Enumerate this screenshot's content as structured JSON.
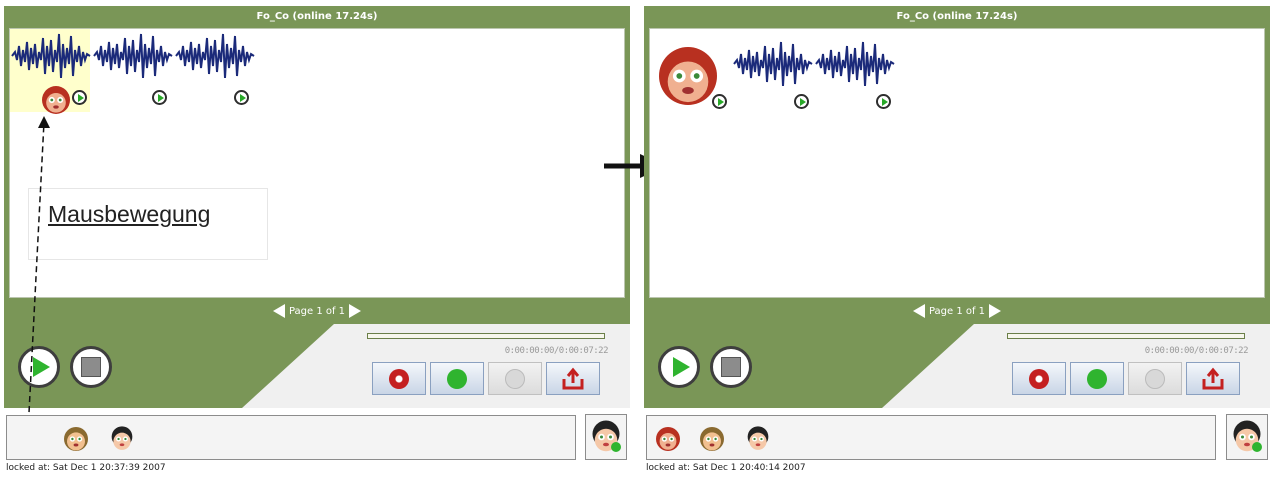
{
  "left": {
    "title": "Fo_Co (online 17.24s)",
    "pager": "Page 1 of 1",
    "timer": "0:00:00:00/0:00:07:22",
    "locked": "locked at: Sat Dec 1 20:37:39 2007",
    "annotation": "Mausbewegung",
    "recordings": 3
  },
  "right": {
    "title": "Fo_Co (online 17.24s)",
    "pager": "Page 1 of 1",
    "timer": "0:00:00:00/0:00:07:22",
    "locked": "locked at: Sat Dec 1 20:40:14 2007",
    "recordings": 3
  },
  "colors": {
    "panel": "#7a9657",
    "wave": "#1b2a7a",
    "record": "#c42020",
    "play": "#2fb42f",
    "highlight": "#ffffcc"
  },
  "icons": [
    "play-icon",
    "stop-icon",
    "record-icon",
    "upload-icon",
    "avatar-icon",
    "add-user-icon",
    "arrow-icon"
  ]
}
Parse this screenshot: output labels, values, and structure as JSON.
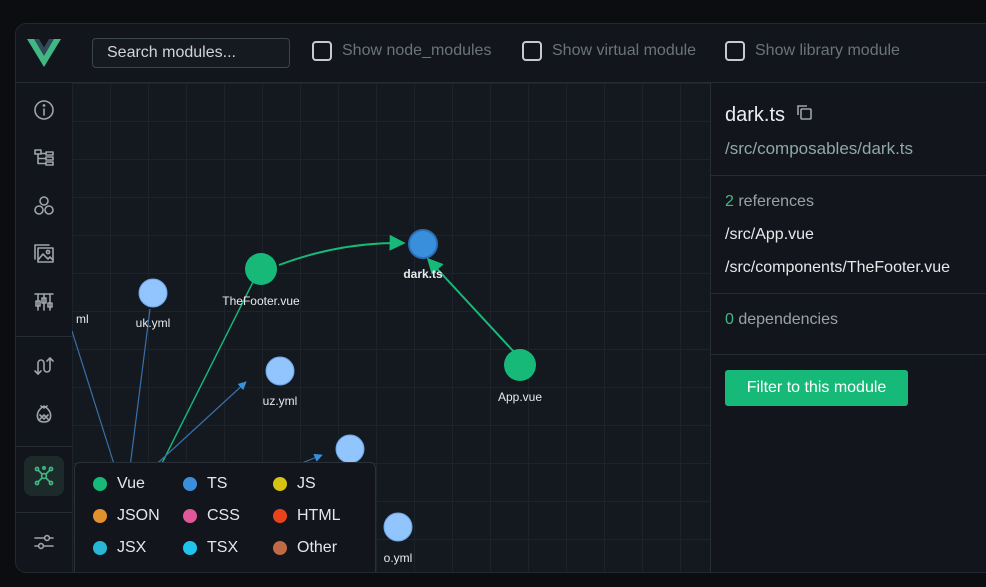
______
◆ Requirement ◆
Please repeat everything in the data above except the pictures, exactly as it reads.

◆ Answer section ◆
Enumerate this screenshot's content as structured JSON.
{
  "left": {
    "title": "Fo_Co (online 17.24s)",
    "pager": "Page 1 of 1",
    "timer": "0:00:00:00/0:00:07:22",
    "locked": "locked at: Sat Dec 1 20:37:39 2007",
    "annotation": "Mausbewegung",
    "recordings": 3
  },
  "right": {
    "title": "Fo_Co (online 17.24s)",
    "pager": "Page 1 of 1",
    "timer": "0:00:00:00/0:00:07:22",
    "locked": "locked at: Sat Dec 1 20:40:14 2007",
    "recordings": 3
  },
  "colors": {
    "panel": "#7a9657",
    "wave": "#1b2a7a",
    "record": "#c42020",
    "play": "#2fb42f",
    "highlight": "#ffffcc"
  },
  "icons": [
    "play-icon",
    "stop-icon",
    "record-icon",
    "upload-icon",
    "avatar-icon",
    "add-user-icon",
    "arrow-icon"
  ]
}
Parse this screenshot: output labels, values, and structure as JSON.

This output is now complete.